There’s a Word for That: Umbrageous

atkins-bookshelf-wordsThe word umbrageous has two meanings: the first, “forming shade or shady;” however, it is the second meaning that is more interesting and relevant to the world today: “easily offended or upset.” The word is derived from the Old French umbrageux, from umbre, meaning “shade,” and the Latin umbra, meaning “shade or shadow.” Related to this word is “umbrage:” to take umbrage at a comment, is to be offended.

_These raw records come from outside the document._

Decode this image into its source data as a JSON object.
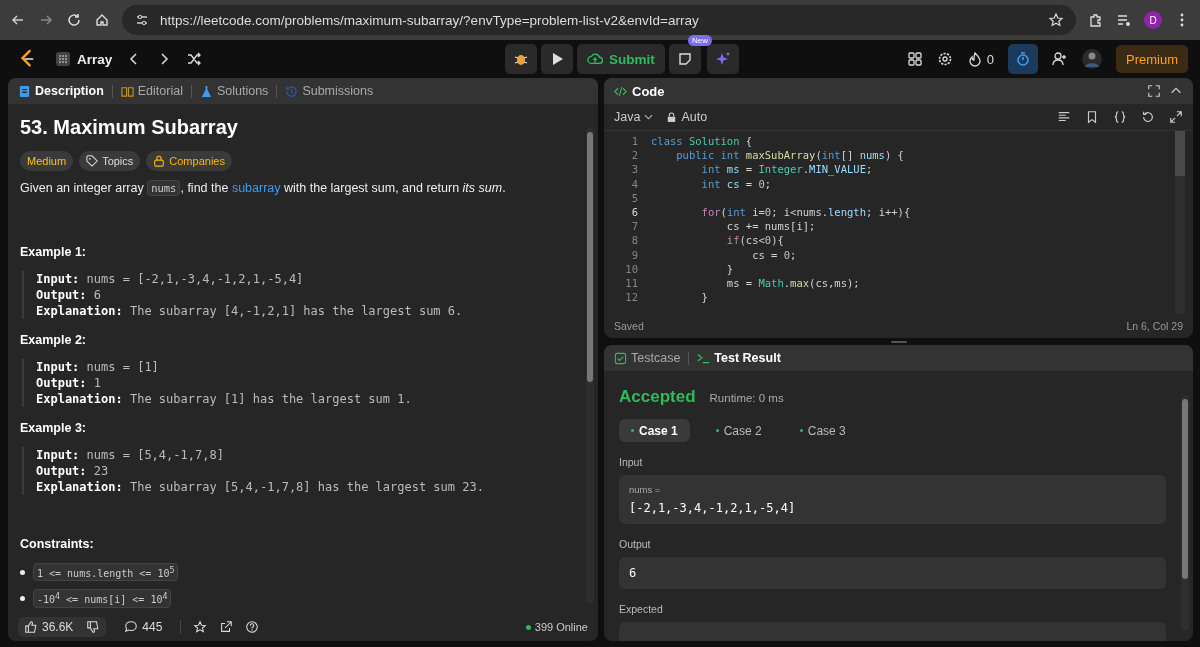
{
  "browser": {
    "url": "https://leetcode.com/problems/maximum-subarray/?envType=problem-list-v2&envId=array",
    "profile": "D"
  },
  "nav": {
    "list": "Array",
    "submit": "Submit",
    "new_badge": "New",
    "streak": "0",
    "premium": "Premium"
  },
  "description": {
    "tabs": [
      {
        "label": "Description",
        "selected": true
      },
      {
        "label": "Editorial",
        "selected": false
      },
      {
        "label": "Solutions",
        "selected": false
      },
      {
        "label": "Submissions",
        "selected": false
      }
    ],
    "title": "53. Maximum Subarray",
    "tags": [
      {
        "kind": "difficulty",
        "label": "Medium"
      },
      {
        "kind": "topics",
        "label": "Topics"
      },
      {
        "kind": "companies",
        "label": "Companies"
      }
    ],
    "statement": [
      {
        "kind": "text",
        "text": "Given an integer array "
      },
      {
        "kind": "code",
        "text": "nums"
      },
      {
        "kind": "text",
        "text": ", find the "
      },
      {
        "kind": "link",
        "text": "subarray"
      },
      {
        "kind": "text",
        "text": " with the largest sum, and return *its sum*."
      }
    ],
    "examples": [
      {
        "heading": "Example 1:",
        "input_label": "Input:",
        "input": "nums = [-2,1,-3,4,-1,2,1,-5,4]",
        "output_label": "Output:",
        "output": "6",
        "explanation_label": "Explanation:",
        "explanation": "The subarray [4,-1,2,1] has the largest sum 6."
      },
      {
        "heading": "Example 2:",
        "input_label": "Input:",
        "input": "nums = [1]",
        "output_label": "Output:",
        "output": "1",
        "explanation_label": "Explanation:",
        "explanation": "The subarray [1] has the largest sum 1."
      },
      {
        "heading": "Example 3:",
        "input_label": "Input:",
        "input": "nums = [5,4,-1,7,8]",
        "output_label": "Output:",
        "output": "23",
        "explanation_label": "Explanation:",
        "explanation": "The subarray [5,4,-1,7,8] has the largest sum 23."
      }
    ],
    "constraints_heading": "Constraints:",
    "constraints": [
      "1 <= nums.length <= 10$^{5}$",
      "-10$^{4}$ <= nums[i] <= 10$^{4}$"
    ],
    "likes": "36.6K",
    "comments": "445",
    "online": "399 Online"
  },
  "code": {
    "title": "Code",
    "language": "Java",
    "mode": "Auto",
    "lines": [
      {
        "number": "1",
        "current": false,
        "tokens": [
          {
            "kind": "kw",
            "text": "class"
          },
          {
            "kind": "type",
            "text": " Solution"
          },
          {
            "kind": "plain",
            "text": " {"
          }
        ]
      },
      {
        "number": "2",
        "current": false,
        "tokens": [
          {
            "kind": "kw",
            "text": "    public int"
          },
          {
            "kind": "fn",
            "text": " maxSubArray"
          },
          {
            "kind": "plain",
            "text": "("
          },
          {
            "kind": "kw",
            "text": "int"
          },
          {
            "kind": "plain",
            "text": "[]"
          },
          {
            "kind": "var",
            "text": " nums"
          },
          {
            "kind": "plain",
            "text": ") {"
          }
        ]
      },
      {
        "number": "3",
        "current": false,
        "tokens": [
          {
            "kind": "kw",
            "text": "        int"
          },
          {
            "kind": "var",
            "text": " ms"
          },
          {
            "kind": "plain",
            "text": " ="
          },
          {
            "kind": "type",
            "text": " Integer"
          },
          {
            "kind": "plain",
            "text": "."
          },
          {
            "kind": "var",
            "text": "MIN_VALUE"
          },
          {
            "kind": "plain",
            "text": ";"
          }
        ]
      },
      {
        "number": "4",
        "current": false,
        "tokens": [
          {
            "kind": "kw",
            "text": "        int"
          },
          {
            "kind": "var",
            "text": " cs"
          },
          {
            "kind": "plain",
            "text": " ="
          },
          {
            "kind": "num",
            "text": " 0"
          },
          {
            "kind": "plain",
            "text": ";"
          }
        ]
      },
      {
        "number": "5",
        "current": false
      },
      {
        "number": "6",
        "current": true,
        "tokens": [
          {
            "kind": "ctrl",
            "text": "        for"
          },
          {
            "kind": "plain",
            "text": "("
          },
          {
            "kind": "kw",
            "text": "int"
          },
          {
            "kind": "plain",
            "text": " i="
          },
          {
            "kind": "num",
            "text": "0"
          },
          {
            "kind": "plain",
            "text": "; i<nums."
          },
          {
            "kind": "var",
            "text": "length"
          },
          {
            "kind": "plain",
            "text": "; i++){"
          }
        ]
      },
      {
        "number": "7",
        "current": false,
        "tokens": [
          {
            "kind": "plain",
            "text": "            cs += nums[i];"
          }
        ]
      },
      {
        "number": "8",
        "current": false,
        "tokens": [
          {
            "kind": "ctrl",
            "text": "            if"
          },
          {
            "kind": "plain",
            "text": "(cs<"
          },
          {
            "kind": "num",
            "text": "0"
          },
          {
            "kind": "plain",
            "text": "){"
          }
        ]
      },
      {
        "number": "9",
        "current": false,
        "tokens": [
          {
            "kind": "plain",
            "text": "                cs ="
          },
          {
            "kind": "num",
            "text": " 0"
          },
          {
            "kind": "plain",
            "text": ";"
          }
        ]
      },
      {
        "number": "10",
        "current": false,
        "tokens": [
          {
            "kind": "plain",
            "text": "            }"
          }
        ]
      },
      {
        "number": "11",
        "current": false,
        "tokens": [
          {
            "kind": "plain",
            "text": "            ms ="
          },
          {
            "kind": "type",
            "text": " Math"
          },
          {
            "kind": "plain",
            "text": "."
          },
          {
            "kind": "fn",
            "text": "max"
          },
          {
            "kind": "plain",
            "text": "(cs,ms);"
          }
        ]
      },
      {
        "number": "12",
        "current": false,
        "tokens": [
          {
            "kind": "plain",
            "text": "        }"
          }
        ]
      }
    ],
    "status": "Saved",
    "cursor": "Ln 6, Col 29"
  },
  "result": {
    "tabs": [
      {
        "label": "Testcase",
        "selected": false
      },
      {
        "label": "Test Result",
        "selected": true
      }
    ],
    "verdict": "Accepted",
    "runtime": "Runtime: 0 ms",
    "cases": [
      {
        "label": "Case 1",
        "selected": true
      },
      {
        "label": "Case 2",
        "selected": false
      },
      {
        "label": "Case 3",
        "selected": false
      }
    ],
    "input_label": "Input",
    "input_name": "nums =",
    "input_value": "[-2,1,-3,4,-1,2,1,-5,4]",
    "output_label": "Output",
    "output_value": "6",
    "expected_label": "Expected"
  }
}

This past year, especially in the midst of America’s most turbulent, hostile, and divisive presidential campaign, the internet has been buzzing with stories about people and groups who were offended (sometimes legitimately, of course) by what someone said, tweeted, or wrote. It would be quite challenging to find a single story or editorial on the internet where some reader, in the comments section, expressed that he or she was very offended by the writer’s words or ideas. In today’s world — swarming with racism, homophobia, misogyny, sexism, extreme political correctness, Trumpisms, etc. — it is not surprising that people are truly hypersensitive to anything that could be perceived offensive — even when it was never intended to be. That is to say, that even the most simple, deferential, seemingly innocuous sentence will offend some reader. Perhaps we can conclude that an unintended consequence of the rapid dominance of the Internet was that it ushered in the Age of Umbrageousness.

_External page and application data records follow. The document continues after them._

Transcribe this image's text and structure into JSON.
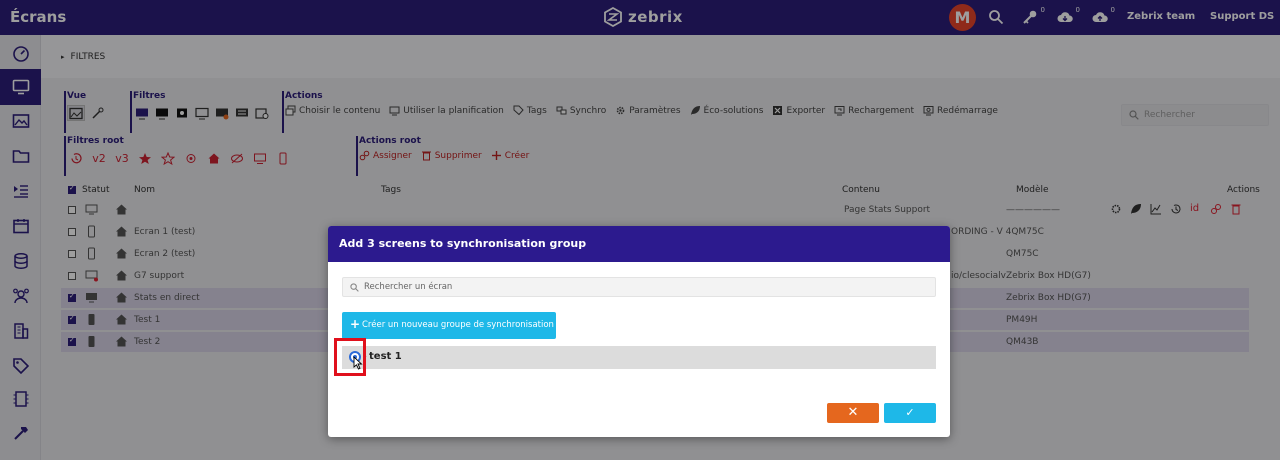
{
  "app": {
    "title": "Écrans",
    "brand": "zebrix",
    "avatar_letter": "M",
    "user": "Zebrix team",
    "support": "Support DS"
  },
  "topbar_badges": {
    "key": "0",
    "cloud_down": "0",
    "cloud_up": "0"
  },
  "filters_label": "FILTRES",
  "toolbar": {
    "vue_title": "Vue",
    "filtres_title": "Filtres",
    "actions_title": "Actions",
    "actions": [
      "Choisir le contenu",
      "Utiliser la planification",
      "Tags",
      "Synchro",
      "Paramètres",
      "Éco-solutions",
      "Exporter",
      "Rechargement",
      "Redémarrage"
    ],
    "filtres_root_title": "Filtres root",
    "filtres_root_text": [
      "v2",
      "v3"
    ],
    "actions_root_title": "Actions root",
    "actions_root": [
      "Assigner",
      "Supprimer",
      "Créer"
    ],
    "search_placeholder": "Rechercher"
  },
  "table": {
    "headers": {
      "status": "Statut",
      "name": "Nom",
      "tags": "Tags",
      "content": "Contenu",
      "model": "Modèle",
      "actions": "Actions"
    },
    "rows": [
      {
        "name": "",
        "content": "Page Stats Support",
        "model": "——————",
        "selected": false
      },
      {
        "name": "Ecran 1 (test)",
        "content": "",
        "model": "ORDING - V 4QM75C",
        "selected": false
      },
      {
        "name": "Ecran 2 (test)",
        "content": "",
        "model": "QM75C",
        "selected": false
      },
      {
        "name": "G7 support",
        "content": "",
        "model": "io/clesocialvZebrix Box HD(G7)",
        "selected": false
      },
      {
        "name": "Stats en direct",
        "content": "",
        "model": "Zebrix Box HD(G7)",
        "selected": true
      },
      {
        "name": "Test 1",
        "content": "",
        "model": "PM49H",
        "selected": true
      },
      {
        "name": "Test 2",
        "content": "",
        "model": "QM43B",
        "selected": true
      }
    ]
  },
  "modal": {
    "title": "Add 3 screens to synchronisation group",
    "search_placeholder": "Rechercher un écran",
    "create_label": "Créer un nouveau groupe de synchronisation",
    "group_name": "test 1",
    "cancel_label": "✕",
    "ok_label": "✓"
  },
  "colors": {
    "header": "#2c1d7a",
    "modal_header": "#2c1a8e",
    "accent": "#1eb8e8",
    "cancel": "#e5671e",
    "highlight": "#e0101c"
  }
}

Read related posts: There’s a Word for That: Esprit de l’escalier
There’s a Word for That: Jouissance
There’s a Word for That: Abibliophobia
There’s a Word for That: Petrichor
There’s a Word for That: Deipnosophist
There’s a Word for That: Pareidolia
There’s a Word for That: Macroverbumsciolist
There’s a Word for That: Ultracrepidarian
There’s a Word for That: Cacology

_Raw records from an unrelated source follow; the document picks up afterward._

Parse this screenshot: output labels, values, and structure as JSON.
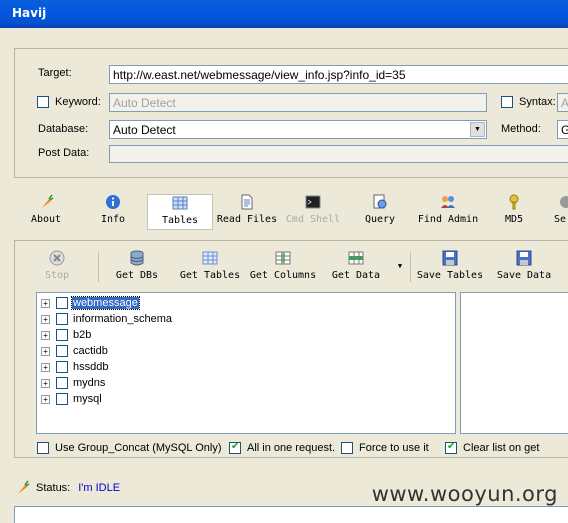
{
  "window": {
    "title": "Havij"
  },
  "target_form": {
    "target_label": "Target:",
    "target_value": "http://w.east.net/webmessage/view_info.jsp?info_id=35",
    "keyword_label": "Keyword:",
    "keyword_placeholder": "Auto Detect",
    "syntax_label": "Syntax:",
    "syntax_value": "A",
    "database_label": "Database:",
    "database_value": "Auto Detect",
    "method_label": "Method:",
    "method_value": "G",
    "postdata_label": "Post Data:"
  },
  "tabs": [
    {
      "label": "About",
      "icon": "carrot-icon"
    },
    {
      "label": "Info",
      "icon": "info-icon"
    },
    {
      "label": "Tables",
      "icon": "table-icon",
      "active": true
    },
    {
      "label": "Read Files",
      "icon": "document-icon"
    },
    {
      "label": "Cmd Shell",
      "icon": "terminal-icon",
      "disabled": true
    },
    {
      "label": "Query",
      "icon": "query-icon"
    },
    {
      "label": "Find Admin",
      "icon": "admin-icon"
    },
    {
      "label": "MD5",
      "icon": "key-icon"
    },
    {
      "label": "Se",
      "icon": "settings-icon"
    }
  ],
  "toolbar": {
    "stop": "Stop",
    "get_dbs": "Get DBs",
    "get_tables": "Get Tables",
    "get_columns": "Get Columns",
    "get_data": "Get Data",
    "save_tables": "Save Tables",
    "save_data": "Save Data"
  },
  "tree_items": [
    "webmessage",
    "information_schema",
    "b2b",
    "cactidb",
    "hssddb",
    "mydns",
    "mysql"
  ],
  "options": {
    "group_concat": "Use Group_Concat (MySQL Only)",
    "all_in_one": "All in one request.",
    "force": "Force to use it",
    "clear_list": "Clear list on get"
  },
  "status": {
    "label": "Status:",
    "value": "I'm IDLE"
  },
  "watermark": "www.wooyun.org",
  "colors": {
    "titlebar": "#0358e0",
    "status_value": "#0000cc",
    "selection": "#316ac5"
  }
}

Join the conversation

Fill in your details below or click an icon to log in: Logo

You are commenting using your account. Log Out /  Change )

Google+ photo

You are commenting using your Google+ account. Log Out /  Change )

Twitter picture

You are commenting using your Twitter account. Log Out /  Change )

Facebook photo

You are commenting using your Facebook account. Log Out /  Change )


Connecting to %s

This site uses Akismet to reduce spam. Learn how your comment data is processed.

%d bloggers like this: